§ TASK INSTRUCTIONS:
Write out the entries, please, from the line containing "Parse this screenshot: output" through their final line, exactly and with nothing else.

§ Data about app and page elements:
++++++++++
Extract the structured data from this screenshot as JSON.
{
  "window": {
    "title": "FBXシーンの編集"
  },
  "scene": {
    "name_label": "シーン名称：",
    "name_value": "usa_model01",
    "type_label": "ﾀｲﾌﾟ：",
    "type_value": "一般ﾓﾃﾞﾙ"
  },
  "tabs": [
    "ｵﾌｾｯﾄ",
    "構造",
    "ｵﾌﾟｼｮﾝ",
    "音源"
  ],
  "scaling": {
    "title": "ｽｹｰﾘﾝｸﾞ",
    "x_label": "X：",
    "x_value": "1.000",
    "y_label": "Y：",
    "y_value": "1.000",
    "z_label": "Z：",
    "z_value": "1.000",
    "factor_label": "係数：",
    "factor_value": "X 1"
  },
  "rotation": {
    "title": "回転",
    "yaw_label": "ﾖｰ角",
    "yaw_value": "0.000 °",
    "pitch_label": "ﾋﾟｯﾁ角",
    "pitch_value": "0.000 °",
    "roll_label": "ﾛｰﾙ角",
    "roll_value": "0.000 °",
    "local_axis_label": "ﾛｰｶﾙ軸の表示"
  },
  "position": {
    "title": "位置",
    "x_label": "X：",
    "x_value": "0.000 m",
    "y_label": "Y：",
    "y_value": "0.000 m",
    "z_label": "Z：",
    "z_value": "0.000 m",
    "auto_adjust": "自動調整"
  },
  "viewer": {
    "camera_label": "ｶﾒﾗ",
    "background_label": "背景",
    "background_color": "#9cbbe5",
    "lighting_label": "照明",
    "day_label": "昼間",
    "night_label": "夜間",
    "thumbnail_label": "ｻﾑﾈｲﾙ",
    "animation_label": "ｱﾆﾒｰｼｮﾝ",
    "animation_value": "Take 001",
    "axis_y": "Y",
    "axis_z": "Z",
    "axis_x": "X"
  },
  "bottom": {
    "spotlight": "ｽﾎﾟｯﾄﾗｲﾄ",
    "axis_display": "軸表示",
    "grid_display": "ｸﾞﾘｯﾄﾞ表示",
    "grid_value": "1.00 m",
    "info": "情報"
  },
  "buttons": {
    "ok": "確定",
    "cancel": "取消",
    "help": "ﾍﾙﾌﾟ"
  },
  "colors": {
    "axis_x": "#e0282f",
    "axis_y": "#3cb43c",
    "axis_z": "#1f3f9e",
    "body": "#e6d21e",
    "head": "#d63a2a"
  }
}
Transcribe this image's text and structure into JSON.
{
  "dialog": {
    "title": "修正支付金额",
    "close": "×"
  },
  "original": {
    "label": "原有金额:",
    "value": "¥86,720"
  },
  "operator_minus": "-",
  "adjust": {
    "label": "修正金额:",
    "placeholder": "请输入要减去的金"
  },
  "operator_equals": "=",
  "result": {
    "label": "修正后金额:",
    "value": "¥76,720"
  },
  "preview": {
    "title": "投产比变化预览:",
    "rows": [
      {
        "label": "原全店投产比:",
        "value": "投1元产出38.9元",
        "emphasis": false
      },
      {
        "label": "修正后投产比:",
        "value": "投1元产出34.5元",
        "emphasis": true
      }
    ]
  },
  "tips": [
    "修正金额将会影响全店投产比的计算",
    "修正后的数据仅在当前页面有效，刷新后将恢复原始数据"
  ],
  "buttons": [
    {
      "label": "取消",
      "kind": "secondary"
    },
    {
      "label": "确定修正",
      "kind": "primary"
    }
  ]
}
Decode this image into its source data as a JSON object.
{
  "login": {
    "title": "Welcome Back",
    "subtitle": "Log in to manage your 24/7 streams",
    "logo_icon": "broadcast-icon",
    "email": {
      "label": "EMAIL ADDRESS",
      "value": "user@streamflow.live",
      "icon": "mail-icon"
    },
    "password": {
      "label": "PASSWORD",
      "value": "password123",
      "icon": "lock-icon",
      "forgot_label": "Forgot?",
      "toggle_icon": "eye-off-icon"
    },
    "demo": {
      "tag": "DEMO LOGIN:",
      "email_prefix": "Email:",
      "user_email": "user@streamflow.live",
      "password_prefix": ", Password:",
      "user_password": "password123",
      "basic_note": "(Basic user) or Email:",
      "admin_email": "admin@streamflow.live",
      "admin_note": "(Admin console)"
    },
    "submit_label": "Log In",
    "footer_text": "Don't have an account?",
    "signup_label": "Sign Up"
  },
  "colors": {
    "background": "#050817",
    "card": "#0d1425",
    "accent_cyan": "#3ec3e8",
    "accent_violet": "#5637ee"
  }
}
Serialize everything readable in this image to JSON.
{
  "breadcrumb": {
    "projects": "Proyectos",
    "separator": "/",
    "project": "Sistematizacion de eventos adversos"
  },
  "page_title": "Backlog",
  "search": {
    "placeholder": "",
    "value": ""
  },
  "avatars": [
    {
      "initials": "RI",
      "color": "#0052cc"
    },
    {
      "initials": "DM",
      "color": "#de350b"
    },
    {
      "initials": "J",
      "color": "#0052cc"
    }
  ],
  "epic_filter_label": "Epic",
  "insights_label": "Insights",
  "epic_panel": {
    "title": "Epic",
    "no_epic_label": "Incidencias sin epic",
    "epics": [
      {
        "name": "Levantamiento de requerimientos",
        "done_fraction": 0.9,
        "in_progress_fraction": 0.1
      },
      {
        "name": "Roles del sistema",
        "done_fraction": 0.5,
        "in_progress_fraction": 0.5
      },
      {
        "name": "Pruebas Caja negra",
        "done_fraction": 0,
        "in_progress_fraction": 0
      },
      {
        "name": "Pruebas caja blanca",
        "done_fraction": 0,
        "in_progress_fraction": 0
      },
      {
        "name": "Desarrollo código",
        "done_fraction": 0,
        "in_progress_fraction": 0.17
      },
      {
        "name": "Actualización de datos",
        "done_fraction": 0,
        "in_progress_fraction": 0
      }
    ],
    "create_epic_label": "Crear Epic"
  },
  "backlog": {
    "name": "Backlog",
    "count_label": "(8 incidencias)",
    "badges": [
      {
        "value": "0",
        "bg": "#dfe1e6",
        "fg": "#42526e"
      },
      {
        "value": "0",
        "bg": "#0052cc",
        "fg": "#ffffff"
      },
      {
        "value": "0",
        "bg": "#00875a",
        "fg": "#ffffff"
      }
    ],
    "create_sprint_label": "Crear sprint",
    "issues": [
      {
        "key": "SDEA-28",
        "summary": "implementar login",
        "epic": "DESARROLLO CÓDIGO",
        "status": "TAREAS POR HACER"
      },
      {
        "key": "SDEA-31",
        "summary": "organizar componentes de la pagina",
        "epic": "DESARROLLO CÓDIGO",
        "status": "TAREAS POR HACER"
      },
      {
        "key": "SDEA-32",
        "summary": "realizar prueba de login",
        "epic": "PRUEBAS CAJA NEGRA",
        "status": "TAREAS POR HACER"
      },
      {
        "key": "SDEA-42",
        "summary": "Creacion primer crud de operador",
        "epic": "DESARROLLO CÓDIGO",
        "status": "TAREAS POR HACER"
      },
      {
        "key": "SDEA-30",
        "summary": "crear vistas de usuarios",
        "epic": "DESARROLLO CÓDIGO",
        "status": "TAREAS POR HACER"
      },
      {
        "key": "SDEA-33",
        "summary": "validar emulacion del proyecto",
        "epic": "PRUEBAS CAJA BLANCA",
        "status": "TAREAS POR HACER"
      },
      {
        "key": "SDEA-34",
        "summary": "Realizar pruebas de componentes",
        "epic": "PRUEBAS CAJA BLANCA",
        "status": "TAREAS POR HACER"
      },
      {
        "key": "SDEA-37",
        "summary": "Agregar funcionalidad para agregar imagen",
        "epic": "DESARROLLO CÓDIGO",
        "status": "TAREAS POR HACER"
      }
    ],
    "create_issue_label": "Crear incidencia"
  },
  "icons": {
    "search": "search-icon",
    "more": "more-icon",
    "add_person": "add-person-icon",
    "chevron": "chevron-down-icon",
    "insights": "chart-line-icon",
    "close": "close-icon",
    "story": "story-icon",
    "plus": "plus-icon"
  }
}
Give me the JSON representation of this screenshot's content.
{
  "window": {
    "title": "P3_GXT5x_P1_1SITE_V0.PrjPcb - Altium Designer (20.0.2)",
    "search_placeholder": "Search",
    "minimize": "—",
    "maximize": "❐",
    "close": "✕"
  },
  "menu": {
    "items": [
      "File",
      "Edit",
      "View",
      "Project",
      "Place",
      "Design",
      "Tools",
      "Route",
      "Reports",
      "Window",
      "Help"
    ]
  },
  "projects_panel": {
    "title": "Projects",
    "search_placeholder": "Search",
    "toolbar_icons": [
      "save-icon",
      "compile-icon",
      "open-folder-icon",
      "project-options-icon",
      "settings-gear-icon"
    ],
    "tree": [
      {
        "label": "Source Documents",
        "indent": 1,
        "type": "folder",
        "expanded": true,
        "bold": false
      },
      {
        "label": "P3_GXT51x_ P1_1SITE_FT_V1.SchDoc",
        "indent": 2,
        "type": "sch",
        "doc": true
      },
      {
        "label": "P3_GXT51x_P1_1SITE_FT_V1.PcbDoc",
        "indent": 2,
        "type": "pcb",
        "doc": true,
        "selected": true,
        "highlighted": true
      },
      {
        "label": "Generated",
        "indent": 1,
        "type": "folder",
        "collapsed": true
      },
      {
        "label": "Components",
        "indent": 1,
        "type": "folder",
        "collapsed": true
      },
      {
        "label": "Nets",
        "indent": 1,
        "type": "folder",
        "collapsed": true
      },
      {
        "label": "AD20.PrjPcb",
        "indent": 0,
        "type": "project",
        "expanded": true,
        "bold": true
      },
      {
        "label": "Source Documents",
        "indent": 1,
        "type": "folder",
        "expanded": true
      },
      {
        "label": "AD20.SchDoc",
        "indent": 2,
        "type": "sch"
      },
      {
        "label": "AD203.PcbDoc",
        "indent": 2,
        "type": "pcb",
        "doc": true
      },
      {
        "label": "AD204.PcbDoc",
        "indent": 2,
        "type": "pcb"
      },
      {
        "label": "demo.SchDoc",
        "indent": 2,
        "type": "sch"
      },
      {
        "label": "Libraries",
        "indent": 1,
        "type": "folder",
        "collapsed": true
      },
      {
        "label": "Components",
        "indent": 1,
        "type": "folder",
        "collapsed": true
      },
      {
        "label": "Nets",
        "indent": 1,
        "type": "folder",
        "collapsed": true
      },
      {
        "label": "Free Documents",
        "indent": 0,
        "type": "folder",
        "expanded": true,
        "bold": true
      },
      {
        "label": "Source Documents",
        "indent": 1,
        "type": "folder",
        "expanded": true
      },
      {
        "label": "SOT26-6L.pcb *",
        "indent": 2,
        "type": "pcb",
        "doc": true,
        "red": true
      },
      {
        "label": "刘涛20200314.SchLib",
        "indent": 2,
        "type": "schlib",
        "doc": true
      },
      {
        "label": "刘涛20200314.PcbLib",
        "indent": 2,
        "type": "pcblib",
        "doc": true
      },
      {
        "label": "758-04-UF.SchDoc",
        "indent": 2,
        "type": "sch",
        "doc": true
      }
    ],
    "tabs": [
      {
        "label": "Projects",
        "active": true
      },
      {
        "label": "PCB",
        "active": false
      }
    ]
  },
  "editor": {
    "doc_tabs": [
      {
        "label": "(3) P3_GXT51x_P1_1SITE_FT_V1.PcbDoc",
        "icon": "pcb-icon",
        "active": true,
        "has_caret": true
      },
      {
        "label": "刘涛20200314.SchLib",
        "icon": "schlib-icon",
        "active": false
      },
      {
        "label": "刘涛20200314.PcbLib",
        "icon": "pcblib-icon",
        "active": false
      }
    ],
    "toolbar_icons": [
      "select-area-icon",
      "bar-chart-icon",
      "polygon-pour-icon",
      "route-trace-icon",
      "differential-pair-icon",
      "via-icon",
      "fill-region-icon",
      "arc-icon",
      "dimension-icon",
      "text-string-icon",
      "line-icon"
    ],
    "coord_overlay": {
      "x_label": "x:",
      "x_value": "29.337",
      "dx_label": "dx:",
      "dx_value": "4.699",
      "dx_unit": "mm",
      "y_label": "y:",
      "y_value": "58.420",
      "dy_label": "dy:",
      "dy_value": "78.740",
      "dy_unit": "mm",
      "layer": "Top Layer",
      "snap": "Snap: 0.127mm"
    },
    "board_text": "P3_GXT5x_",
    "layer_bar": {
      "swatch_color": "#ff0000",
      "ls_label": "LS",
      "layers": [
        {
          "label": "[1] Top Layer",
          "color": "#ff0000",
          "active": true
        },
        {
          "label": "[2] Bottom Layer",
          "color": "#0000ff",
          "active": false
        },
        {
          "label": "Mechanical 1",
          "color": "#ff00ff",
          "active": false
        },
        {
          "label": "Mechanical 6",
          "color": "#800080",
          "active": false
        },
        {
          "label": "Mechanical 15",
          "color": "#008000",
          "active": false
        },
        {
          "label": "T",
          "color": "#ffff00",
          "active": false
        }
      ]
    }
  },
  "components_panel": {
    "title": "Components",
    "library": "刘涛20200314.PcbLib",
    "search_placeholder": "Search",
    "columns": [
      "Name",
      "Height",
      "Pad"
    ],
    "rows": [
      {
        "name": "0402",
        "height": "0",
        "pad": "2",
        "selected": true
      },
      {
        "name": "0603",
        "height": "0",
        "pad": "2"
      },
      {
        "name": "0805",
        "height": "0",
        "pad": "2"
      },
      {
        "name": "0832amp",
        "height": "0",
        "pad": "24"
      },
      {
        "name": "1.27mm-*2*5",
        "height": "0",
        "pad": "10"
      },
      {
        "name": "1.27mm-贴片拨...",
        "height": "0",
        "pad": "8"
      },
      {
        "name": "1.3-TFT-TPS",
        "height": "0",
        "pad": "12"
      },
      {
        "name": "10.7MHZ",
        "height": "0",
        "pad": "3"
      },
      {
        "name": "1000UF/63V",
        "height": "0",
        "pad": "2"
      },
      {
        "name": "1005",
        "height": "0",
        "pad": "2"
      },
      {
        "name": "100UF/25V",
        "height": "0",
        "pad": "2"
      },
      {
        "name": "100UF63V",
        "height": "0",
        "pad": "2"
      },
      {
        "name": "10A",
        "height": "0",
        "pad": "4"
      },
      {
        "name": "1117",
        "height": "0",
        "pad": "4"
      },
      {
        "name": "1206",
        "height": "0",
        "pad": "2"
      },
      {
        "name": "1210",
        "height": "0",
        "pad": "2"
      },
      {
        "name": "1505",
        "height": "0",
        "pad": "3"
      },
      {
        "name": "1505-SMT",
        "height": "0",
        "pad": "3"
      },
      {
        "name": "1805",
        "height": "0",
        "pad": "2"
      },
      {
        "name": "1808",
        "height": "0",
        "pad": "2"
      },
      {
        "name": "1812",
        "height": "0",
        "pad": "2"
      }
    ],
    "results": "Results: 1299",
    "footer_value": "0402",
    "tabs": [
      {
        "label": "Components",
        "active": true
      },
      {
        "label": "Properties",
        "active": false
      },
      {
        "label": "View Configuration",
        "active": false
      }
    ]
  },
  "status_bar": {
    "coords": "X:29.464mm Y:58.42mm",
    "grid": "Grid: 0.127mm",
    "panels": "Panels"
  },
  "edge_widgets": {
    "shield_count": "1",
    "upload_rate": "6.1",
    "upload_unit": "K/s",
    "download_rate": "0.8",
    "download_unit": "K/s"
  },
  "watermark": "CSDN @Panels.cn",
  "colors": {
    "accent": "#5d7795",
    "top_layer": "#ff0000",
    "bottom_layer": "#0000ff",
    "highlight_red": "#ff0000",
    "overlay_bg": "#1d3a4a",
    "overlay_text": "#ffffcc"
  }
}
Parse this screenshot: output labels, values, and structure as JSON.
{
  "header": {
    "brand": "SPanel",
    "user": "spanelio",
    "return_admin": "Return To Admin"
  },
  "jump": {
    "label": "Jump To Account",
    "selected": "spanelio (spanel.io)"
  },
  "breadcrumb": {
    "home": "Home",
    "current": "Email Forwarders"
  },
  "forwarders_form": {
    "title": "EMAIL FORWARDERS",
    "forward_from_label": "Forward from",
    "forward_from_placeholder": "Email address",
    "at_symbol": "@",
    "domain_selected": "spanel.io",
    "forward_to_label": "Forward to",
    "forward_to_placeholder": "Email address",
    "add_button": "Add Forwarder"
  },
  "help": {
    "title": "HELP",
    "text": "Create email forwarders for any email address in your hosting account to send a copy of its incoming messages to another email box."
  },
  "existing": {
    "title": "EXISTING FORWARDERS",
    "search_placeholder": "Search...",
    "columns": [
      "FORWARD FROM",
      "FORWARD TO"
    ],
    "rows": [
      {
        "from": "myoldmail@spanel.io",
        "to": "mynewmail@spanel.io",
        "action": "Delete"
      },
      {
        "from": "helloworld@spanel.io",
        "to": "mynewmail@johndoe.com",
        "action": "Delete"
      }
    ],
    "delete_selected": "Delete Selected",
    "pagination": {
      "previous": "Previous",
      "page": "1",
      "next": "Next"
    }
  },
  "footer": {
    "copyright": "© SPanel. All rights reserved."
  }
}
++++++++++
§ TASK RESULT:
Parse this screenshot: output labels, values, and structure as JSON.
{
  "header": {
    "brand": "SPanel",
    "user": "spanelio",
    "return_admin": "Return To Admin"
  },
  "jump": {
    "label": "Jump To Account",
    "selected": "spanelio (spanel.io)"
  },
  "breadcrumb": {
    "home": "Home",
    "current": "Email Forwarders"
  },
  "forwarders_form": {
    "title": "EMAIL FORWARDERS",
    "forward_from_label": "Forward from",
    "forward_from_placeholder": "Email address",
    "at_symbol": "@",
    "domain_selected": "spanel.io",
    "forward_to_label": "Forward to",
    "forward_to_placeholder": "Email address",
    "add_button": "Add Forwarder"
  },
  "help": {
    "title": "HELP",
    "text": "Create email forwarders for any email address in your hosting account to send a copy of its incoming messages to another email box."
  },
  "existing": {
    "title": "EXISTING FORWARDERS",
    "search_placeholder": "Search...",
    "columns": [
      "FORWARD FROM",
      "FORWARD TO"
    ],
    "rows": [
      {
        "from": "myoldmail@spanel.io",
        "to": "mynewmail@spanel.io",
        "action": "Delete"
      },
      {
        "from": "helloworld@spanel.io",
        "to": "mynewmail@johndoe.com",
        "action": "Delete"
      }
    ],
    "delete_selected": "Delete Selected",
    "pagination": {
      "previous": "Previous",
      "page": "1",
      "next": "Next"
    }
  },
  "footer": {
    "copyright": "© SPanel. All rights reserved."
  }
}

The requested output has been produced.